Yes, Jimmy Graham is still on the Bears’ roster, but Kmet showed us last year his role offers upside even if Graham remains. Last year, the Bears passed at the ninth highest rate (tied with Buffalo) inside the red zone (59%). Graham finished fifth in the NFL in red-zone targets (19) but down the stretch, Kmet cut into that role. In Weeks 12-17, Kmet saw four red-zone targets to Graham’s six. During that same stretch, Kmet saw his routes per drop back percentage increase to 67.3% (previously 22.6% Weeks 1-11). Kmet could ascend as the second receiving option in this passing offense with immense target upside especially if Graham is cut or further marginalized. 

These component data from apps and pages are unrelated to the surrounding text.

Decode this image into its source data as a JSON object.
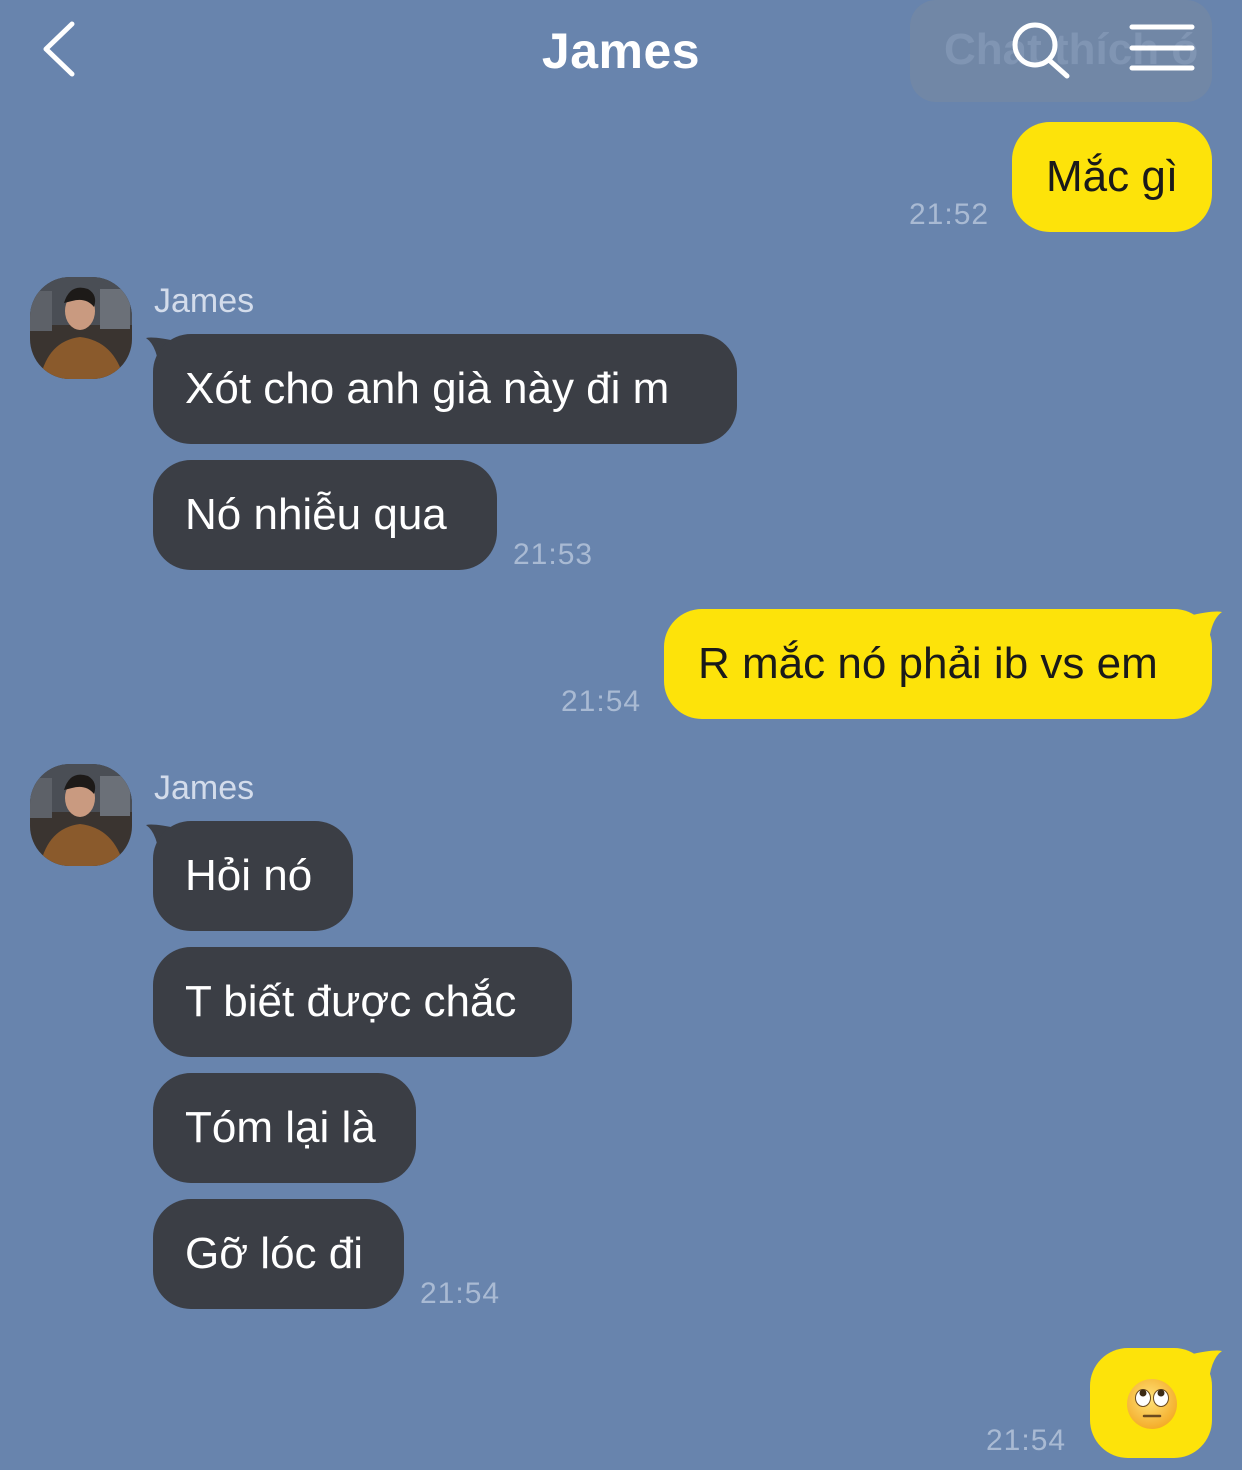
{
  "header": {
    "title": "James",
    "ghost_text": "Chat thích ó",
    "back_icon": "chevron-left-icon",
    "search_icon": "search-icon",
    "menu_icon": "hamburger-menu-icon"
  },
  "colors": {
    "background": "#6884ad",
    "incoming_bubble": "#3b3e45",
    "outgoing_bubble": "#fde30a",
    "timestamp": "#a9bad3"
  },
  "messages": [
    {
      "direction": "out",
      "text": "Mắc gì",
      "time": "21:52"
    },
    {
      "direction": "in",
      "sender": "James",
      "text": "Xót cho anh già này đi m"
    },
    {
      "direction": "in",
      "text": "Nó nhiễu qua",
      "time": "21:53"
    },
    {
      "direction": "out",
      "text": "R mắc nó phải ib vs em",
      "time": "21:54"
    },
    {
      "direction": "in",
      "sender": "James",
      "text": "Hỏi nó"
    },
    {
      "direction": "in",
      "text": "T biết được chắc"
    },
    {
      "direction": "in",
      "text": "Tóm lại là"
    },
    {
      "direction": "in",
      "text": "Gỡ lóc đi",
      "time": "21:54"
    },
    {
      "direction": "out",
      "emoji": "face-with-rolling-eyes-emoji",
      "time": "21:54"
    }
  ]
}
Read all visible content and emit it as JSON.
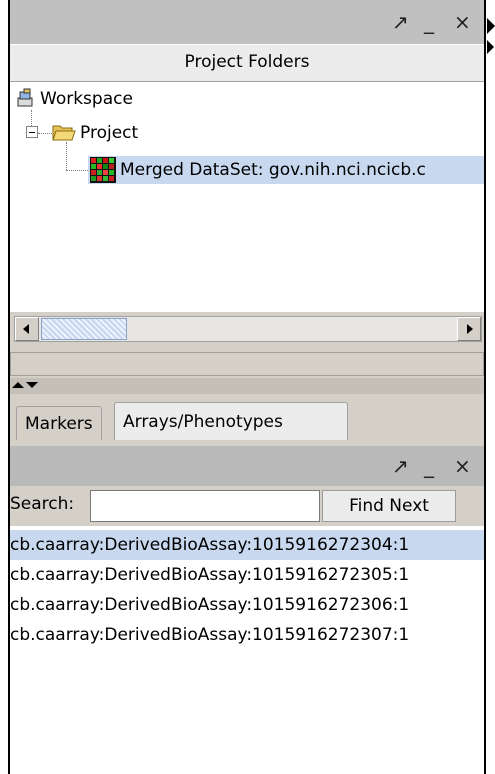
{
  "top_panel": {
    "controls": {
      "maximize": "↗",
      "minimize": "_",
      "close": "×"
    },
    "header": "Project Folders",
    "tree": {
      "workspace": "Workspace",
      "project": "Project",
      "dataset": "Merged DataSet: gov.nih.nci.ncicb.c"
    }
  },
  "tabs": [
    {
      "label": "Markers"
    },
    {
      "label": "Arrays/Phenotypes"
    }
  ],
  "bottom_panel": {
    "controls": {
      "maximize": "↗",
      "minimize": "_",
      "close": "×"
    },
    "search_label": "Search:",
    "search_value": "",
    "find_next": "Find Next",
    "items": [
      {
        "text": "cb.caarray:DerivedBioAssay:1015916272304:1"
      },
      {
        "text": "cb.caarray:DerivedBioAssay:1015916272305:1"
      },
      {
        "text": "cb.caarray:DerivedBioAssay:1015916272306:1"
      },
      {
        "text": "cb.caarray:DerivedBioAssay:1015916272307:1"
      }
    ]
  },
  "colors": {
    "selection": "#c8d8ee",
    "titlebar": "#c0c0c0"
  }
}
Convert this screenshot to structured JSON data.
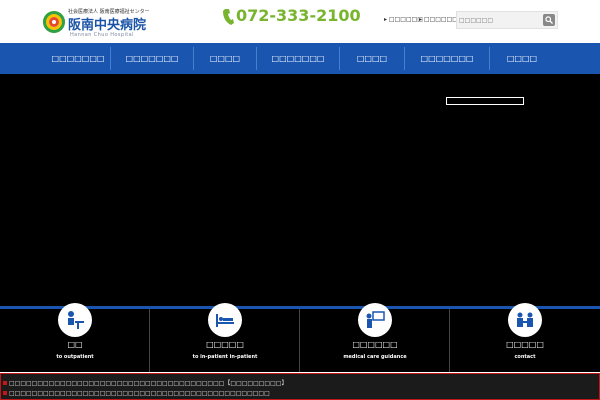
{
  "header": {
    "logo_top": "社会医療法人 阪南医療福祉センター",
    "logo_main": "阪南中央病院",
    "logo_sub": "Hannan Chuo Hospital",
    "phone_icon": "phone-icon",
    "phone": "072-333-2100",
    "links": [
      "□□□□□□",
      "□□□□□□□□"
    ],
    "search_placeholder": "□□□□□□"
  },
  "nav": {
    "items": [
      "□□□□□□□",
      "□□□□□□□",
      "□□□□",
      "□□□□□□□",
      "□□□□",
      "□□□□□□□",
      "□□□□"
    ]
  },
  "hero": {
    "background": "#000000"
  },
  "quick_links": [
    {
      "jp": "□□",
      "en": "to outpatient",
      "icon": "outpatient-doctor-icon"
    },
    {
      "jp": "□□□□□",
      "en": "to in-patient in-patient",
      "icon": "hospital-bed-icon"
    },
    {
      "jp": "□□□□□□",
      "en": "medical care guidance",
      "icon": "guidance-board-icon"
    },
    {
      "jp": "□□□□□",
      "en": "contact",
      "icon": "contact-people-icon"
    }
  ],
  "news": {
    "items": [
      "□□□□□□□□□□□□□□□□□□□□□□□□□□□□□□□□□□□□□□【□□□□□□□□□】",
      "□□□□□□□□□□□□□□□□□□□□□□□□□□□□□□□□□□□□□□□□□□□□□□"
    ]
  },
  "colors": {
    "brand_blue": "#1a55b0",
    "phone_green": "#78b42e",
    "news_red": "#c01818"
  }
}
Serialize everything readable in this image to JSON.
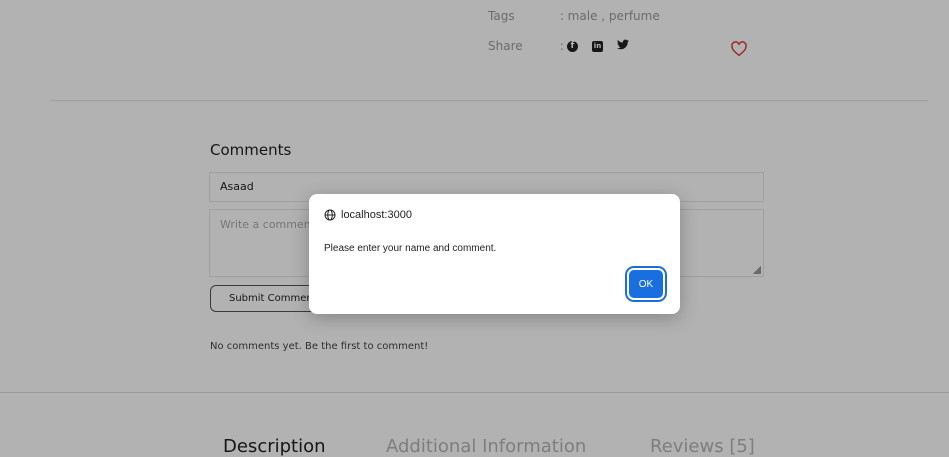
{
  "meta": {
    "tags_label": "Tags",
    "tags_value": ": male , perfume",
    "share_label": "Share",
    "share_sep": ":",
    "share_icons": [
      "facebook-icon",
      "linkedin-icon",
      "twitter-icon"
    ]
  },
  "comments": {
    "title": "Comments",
    "name_value": "Asaad",
    "comment_placeholder": "Write a comment...",
    "submit_label": "Submit Comment",
    "empty_text": "No comments yet. Be the first to comment!"
  },
  "tabs": [
    {
      "label": "Description"
    },
    {
      "label": "Additional Information"
    },
    {
      "label": "Reviews [5]"
    }
  ],
  "dialog": {
    "origin": "localhost:3000",
    "message": "Please enter your name and comment.",
    "ok_label": "OK"
  },
  "colors": {
    "accent": "#1a6fe0",
    "heart": "#e03c3c"
  }
}
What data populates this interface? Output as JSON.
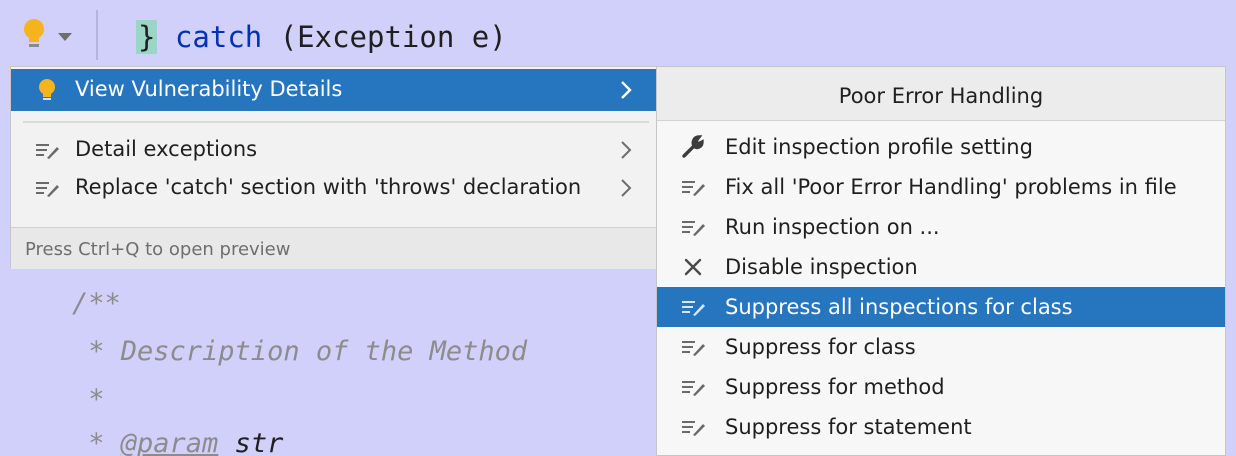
{
  "editor": {
    "code_line": {
      "brace": "}",
      "keyword": "catch",
      "rest": " (Exception e)"
    },
    "doc_lines": [
      "/**",
      " * Description of the Method",
      " *",
      " * "
    ],
    "doc_param_tag": "@param",
    "doc_param_name": " str"
  },
  "quick_fix_menu": {
    "items": [
      {
        "label": "View Vulnerability Details",
        "icon": "lightbulb-icon",
        "has_submenu": true,
        "selected": true
      },
      {
        "label": "Detail exceptions",
        "icon": "quick-fix-icon",
        "has_submenu": true,
        "selected": false
      },
      {
        "label": "Replace 'catch' section with 'throws' declaration",
        "icon": "quick-fix-icon",
        "has_submenu": true,
        "selected": false
      }
    ],
    "footer": "Press Ctrl+Q to open preview"
  },
  "submenu": {
    "title": "Poor Error Handling",
    "items": [
      {
        "label": "Edit inspection profile setting",
        "icon": "wrench-icon",
        "selected": false
      },
      {
        "label": "Fix all 'Poor Error Handling' problems in file",
        "icon": "quick-fix-icon",
        "selected": false
      },
      {
        "label": "Run inspection on ...",
        "icon": "quick-fix-icon",
        "selected": false
      },
      {
        "label": "Disable inspection",
        "icon": "close-icon",
        "selected": false
      },
      {
        "label": "Suppress all inspections for class",
        "icon": "quick-fix-icon",
        "selected": true
      },
      {
        "label": "Suppress for class",
        "icon": "quick-fix-icon",
        "selected": false
      },
      {
        "label": "Suppress for method",
        "icon": "quick-fix-icon",
        "selected": false
      },
      {
        "label": "Suppress for statement",
        "icon": "quick-fix-icon",
        "selected": false
      }
    ]
  },
  "colors": {
    "selection": "#2675bf",
    "editor_bg": "#d0d0fb",
    "bulb": "#f5b31c",
    "keyword": "#0033b3"
  }
}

Gerald Everett (TE24, Overall 179.5)

Gerald Everett lands in Seattle, reuniting with his former tight ends coach in Shane Waldron (now Seattle’s offensive coordinator). Everett is a tackle-breaking machine in need of volume to show the league what he’s fully capable of. In 2020, Everett ranked 12th among all pass catchers in receptions per broken tackle (6.8). In the previous season, Everett was even more impressive in this metric, ranking second (4.1). 

While Everett will never be discussed among the league’s best blocking tight ends, this matters little for our purposes in fantasy. When he’s on the field, he’ll be running routes for an offensive coordinator that made it a priority to reunite with him in his first go-around in directing an offense.